Major Western donors have pressed the World Health Organization (WHO) to launch a deeper external probe demanding how a major sexual abuse scandal in the Democratic Republic of Congo involving its staff was allowed to happen, diplomats told Reuters.
Some 83 aid workers, a quarter of them employed by the WHO, were involved in sexual exploitation and abuse during the country’s Ebola epidemic from 2018 to 2020, an independent commission said last month.
Women accused local and foreign aid workers of demanding sex in exchange for jobs and there were nine alleged rapes, the panel said in a report on the large-scale abuse in North Kivu and Ituri provinces.
WHO director-general Tedros Adhanom Ghebreyesus and aides have shared its draft action plan with major donors – including the United States, Britain, European powers, Canada and Australia – prompting their calls for an external oversight body while the WHO also revamps internal policies, diplomats said.

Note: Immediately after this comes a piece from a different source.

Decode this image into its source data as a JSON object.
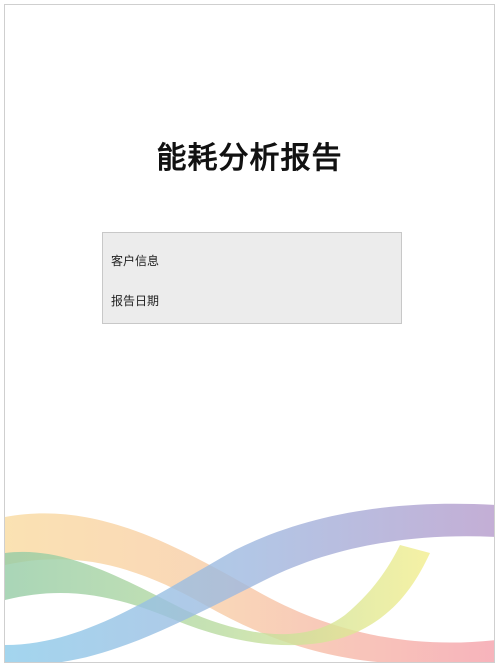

The probe should examine how WHO management reacted to growing allegations and aim to establish wider accountability, they said.
The management plan, currently being revised and expected to be presented to WHO’s 194 member states on Thursday, should set out robust action and identify management failures to prevent future abuses in emergency operations, they added.
“My understanding for the delay is they are actually beefing it up,” a Western diplomat told Reuters.
The WHO said in an email reply that it has consulted staff, member states and others on its comprehensive plan to address the report’s recommendations and prevention in its operations.
“The consultations with member states continue this week. WHO will integrate their feedback into the plan; we aim to finalise it shortly and present it to member states,” it said.